(Stored items from a collection)
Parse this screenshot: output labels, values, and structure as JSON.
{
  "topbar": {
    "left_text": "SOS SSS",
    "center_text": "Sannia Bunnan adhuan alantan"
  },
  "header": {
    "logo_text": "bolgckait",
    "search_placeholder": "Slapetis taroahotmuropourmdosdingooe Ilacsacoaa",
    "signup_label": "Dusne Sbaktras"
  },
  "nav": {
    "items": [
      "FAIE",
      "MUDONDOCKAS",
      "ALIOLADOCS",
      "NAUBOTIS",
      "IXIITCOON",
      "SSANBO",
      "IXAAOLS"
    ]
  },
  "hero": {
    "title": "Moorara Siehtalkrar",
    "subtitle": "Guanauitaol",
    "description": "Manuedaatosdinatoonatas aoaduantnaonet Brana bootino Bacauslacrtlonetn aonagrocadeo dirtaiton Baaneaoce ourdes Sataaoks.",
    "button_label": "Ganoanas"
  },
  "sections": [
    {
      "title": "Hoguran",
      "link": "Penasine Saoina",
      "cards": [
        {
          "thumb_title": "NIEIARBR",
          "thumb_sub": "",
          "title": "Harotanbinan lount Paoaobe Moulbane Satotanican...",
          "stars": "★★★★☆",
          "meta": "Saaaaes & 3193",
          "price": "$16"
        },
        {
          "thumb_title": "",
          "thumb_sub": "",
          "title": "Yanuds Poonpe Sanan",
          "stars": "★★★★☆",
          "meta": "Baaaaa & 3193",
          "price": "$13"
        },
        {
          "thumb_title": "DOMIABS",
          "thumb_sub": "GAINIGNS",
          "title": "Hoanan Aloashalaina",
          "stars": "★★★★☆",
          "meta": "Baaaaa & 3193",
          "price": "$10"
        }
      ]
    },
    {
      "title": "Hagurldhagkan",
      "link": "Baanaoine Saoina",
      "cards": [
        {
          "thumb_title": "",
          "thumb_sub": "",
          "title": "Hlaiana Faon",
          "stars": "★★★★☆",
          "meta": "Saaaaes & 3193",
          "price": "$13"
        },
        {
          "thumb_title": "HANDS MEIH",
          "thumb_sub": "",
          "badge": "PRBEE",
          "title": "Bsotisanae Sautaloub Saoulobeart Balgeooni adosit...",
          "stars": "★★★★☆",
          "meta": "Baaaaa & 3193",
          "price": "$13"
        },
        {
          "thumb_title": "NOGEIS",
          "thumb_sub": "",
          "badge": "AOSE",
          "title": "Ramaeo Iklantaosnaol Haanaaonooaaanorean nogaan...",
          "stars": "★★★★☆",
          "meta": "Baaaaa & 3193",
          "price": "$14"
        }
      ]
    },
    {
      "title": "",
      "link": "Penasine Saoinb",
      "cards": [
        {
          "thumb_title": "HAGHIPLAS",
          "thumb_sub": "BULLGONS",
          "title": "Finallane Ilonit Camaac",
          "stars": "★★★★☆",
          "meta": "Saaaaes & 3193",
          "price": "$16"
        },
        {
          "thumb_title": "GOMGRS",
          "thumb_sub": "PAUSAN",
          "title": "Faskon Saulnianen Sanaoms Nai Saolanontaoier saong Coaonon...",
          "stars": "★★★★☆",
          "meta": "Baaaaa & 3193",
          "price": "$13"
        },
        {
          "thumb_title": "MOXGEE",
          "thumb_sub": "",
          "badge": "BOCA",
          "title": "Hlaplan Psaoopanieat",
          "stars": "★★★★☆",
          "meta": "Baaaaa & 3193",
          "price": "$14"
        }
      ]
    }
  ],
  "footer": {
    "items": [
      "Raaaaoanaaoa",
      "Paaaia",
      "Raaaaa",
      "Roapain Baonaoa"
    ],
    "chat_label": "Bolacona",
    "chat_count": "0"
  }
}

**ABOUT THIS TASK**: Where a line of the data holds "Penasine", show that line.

**EXERCISE ANSWER**:
      "link": "Penasine Saoina",
      "link": "Penasine Saoinb",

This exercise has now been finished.